*** Data for processing ***

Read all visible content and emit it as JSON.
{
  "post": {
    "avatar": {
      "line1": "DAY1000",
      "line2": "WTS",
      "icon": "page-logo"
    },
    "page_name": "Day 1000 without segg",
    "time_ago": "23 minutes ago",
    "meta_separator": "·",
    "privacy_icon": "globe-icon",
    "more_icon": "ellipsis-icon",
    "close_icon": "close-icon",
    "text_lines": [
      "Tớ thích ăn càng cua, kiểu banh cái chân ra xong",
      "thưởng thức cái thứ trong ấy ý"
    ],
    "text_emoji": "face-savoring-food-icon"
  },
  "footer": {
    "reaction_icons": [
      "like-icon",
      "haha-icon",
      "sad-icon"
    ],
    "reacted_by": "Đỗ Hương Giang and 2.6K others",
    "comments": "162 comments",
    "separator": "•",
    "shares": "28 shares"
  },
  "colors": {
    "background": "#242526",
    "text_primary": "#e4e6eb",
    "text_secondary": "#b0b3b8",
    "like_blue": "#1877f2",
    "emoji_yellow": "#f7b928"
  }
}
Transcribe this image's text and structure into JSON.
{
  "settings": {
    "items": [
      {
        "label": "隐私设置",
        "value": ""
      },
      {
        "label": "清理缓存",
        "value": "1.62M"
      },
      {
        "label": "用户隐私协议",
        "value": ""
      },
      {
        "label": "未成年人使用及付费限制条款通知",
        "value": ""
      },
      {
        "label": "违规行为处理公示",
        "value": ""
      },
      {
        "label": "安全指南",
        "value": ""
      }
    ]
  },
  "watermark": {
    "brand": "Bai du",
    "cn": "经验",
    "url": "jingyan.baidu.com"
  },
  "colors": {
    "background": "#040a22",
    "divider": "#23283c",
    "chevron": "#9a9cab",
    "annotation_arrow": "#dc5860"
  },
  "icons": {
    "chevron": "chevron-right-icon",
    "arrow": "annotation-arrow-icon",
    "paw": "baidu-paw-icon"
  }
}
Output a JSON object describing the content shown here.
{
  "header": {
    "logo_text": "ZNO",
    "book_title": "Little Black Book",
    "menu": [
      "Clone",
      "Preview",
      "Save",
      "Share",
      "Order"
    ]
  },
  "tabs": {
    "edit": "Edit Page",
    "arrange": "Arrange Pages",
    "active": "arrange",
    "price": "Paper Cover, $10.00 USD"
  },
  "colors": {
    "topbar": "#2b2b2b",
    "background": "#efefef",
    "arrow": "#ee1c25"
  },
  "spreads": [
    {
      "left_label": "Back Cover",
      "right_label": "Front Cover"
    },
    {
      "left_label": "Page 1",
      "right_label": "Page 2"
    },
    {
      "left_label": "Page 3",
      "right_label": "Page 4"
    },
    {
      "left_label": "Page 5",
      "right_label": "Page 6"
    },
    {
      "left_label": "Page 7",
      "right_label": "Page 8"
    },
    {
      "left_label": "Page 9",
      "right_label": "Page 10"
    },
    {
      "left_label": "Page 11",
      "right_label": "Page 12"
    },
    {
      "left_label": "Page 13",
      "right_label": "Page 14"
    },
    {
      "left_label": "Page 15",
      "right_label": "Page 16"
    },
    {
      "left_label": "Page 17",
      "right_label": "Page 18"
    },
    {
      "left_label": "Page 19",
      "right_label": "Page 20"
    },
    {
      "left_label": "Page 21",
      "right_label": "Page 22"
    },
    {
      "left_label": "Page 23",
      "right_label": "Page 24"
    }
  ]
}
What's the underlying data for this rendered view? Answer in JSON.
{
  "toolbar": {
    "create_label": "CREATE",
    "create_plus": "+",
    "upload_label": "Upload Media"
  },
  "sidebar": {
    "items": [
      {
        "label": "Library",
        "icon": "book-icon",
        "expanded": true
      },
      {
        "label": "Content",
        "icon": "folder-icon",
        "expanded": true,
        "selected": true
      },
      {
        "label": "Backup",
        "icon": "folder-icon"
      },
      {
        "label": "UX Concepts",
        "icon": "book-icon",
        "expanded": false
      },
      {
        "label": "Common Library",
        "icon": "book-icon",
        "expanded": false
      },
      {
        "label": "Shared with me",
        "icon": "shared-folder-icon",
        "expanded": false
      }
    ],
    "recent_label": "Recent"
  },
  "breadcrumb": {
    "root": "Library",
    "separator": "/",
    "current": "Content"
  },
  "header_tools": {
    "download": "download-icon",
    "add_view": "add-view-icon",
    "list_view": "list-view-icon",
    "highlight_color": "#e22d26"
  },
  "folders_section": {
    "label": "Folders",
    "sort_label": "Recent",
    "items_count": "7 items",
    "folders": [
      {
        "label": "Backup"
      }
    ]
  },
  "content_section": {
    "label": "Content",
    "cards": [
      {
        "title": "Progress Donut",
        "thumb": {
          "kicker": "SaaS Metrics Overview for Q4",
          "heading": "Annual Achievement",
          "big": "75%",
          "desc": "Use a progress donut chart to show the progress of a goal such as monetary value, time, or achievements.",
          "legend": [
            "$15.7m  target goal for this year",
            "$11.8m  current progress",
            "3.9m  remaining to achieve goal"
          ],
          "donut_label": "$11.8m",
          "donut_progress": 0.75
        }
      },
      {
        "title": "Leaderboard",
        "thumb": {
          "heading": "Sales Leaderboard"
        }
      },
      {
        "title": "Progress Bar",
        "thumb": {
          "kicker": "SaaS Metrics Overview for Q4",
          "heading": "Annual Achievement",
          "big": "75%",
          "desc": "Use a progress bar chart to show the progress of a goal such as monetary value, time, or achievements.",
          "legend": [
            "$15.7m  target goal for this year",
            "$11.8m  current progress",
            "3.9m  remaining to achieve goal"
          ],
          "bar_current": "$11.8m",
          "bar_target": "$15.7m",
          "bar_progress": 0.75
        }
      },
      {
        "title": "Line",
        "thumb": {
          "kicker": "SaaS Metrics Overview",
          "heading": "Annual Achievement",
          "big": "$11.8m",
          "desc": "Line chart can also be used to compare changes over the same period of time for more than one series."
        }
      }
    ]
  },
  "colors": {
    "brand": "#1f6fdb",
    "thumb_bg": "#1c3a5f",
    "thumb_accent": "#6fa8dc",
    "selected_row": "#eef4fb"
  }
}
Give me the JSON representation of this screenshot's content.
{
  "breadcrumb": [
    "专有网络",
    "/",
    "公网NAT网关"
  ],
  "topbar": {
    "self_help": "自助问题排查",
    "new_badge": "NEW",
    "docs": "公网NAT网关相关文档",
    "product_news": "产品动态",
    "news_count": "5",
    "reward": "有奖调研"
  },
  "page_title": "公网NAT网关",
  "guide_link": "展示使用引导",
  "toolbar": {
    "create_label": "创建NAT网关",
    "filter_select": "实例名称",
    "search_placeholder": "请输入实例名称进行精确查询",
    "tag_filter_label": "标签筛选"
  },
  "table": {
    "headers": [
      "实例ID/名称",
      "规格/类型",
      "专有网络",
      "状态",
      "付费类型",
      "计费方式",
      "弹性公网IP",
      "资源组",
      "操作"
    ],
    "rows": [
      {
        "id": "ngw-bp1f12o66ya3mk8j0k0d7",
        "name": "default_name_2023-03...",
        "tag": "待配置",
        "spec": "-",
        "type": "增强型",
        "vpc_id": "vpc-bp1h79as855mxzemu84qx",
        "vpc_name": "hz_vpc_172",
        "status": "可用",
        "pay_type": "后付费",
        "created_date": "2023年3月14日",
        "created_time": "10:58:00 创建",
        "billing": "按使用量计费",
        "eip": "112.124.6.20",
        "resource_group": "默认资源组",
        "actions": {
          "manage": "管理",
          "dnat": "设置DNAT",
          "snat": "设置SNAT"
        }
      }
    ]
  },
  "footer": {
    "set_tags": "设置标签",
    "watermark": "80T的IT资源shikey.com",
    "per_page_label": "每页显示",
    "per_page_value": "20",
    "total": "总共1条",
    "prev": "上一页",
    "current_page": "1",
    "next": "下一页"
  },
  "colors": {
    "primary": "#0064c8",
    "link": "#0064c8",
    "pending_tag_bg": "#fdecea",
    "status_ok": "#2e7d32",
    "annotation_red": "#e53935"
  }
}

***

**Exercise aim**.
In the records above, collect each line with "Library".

**Your response**.
        "label": "Library",
        "label": "Common Library",
    "root": "Library",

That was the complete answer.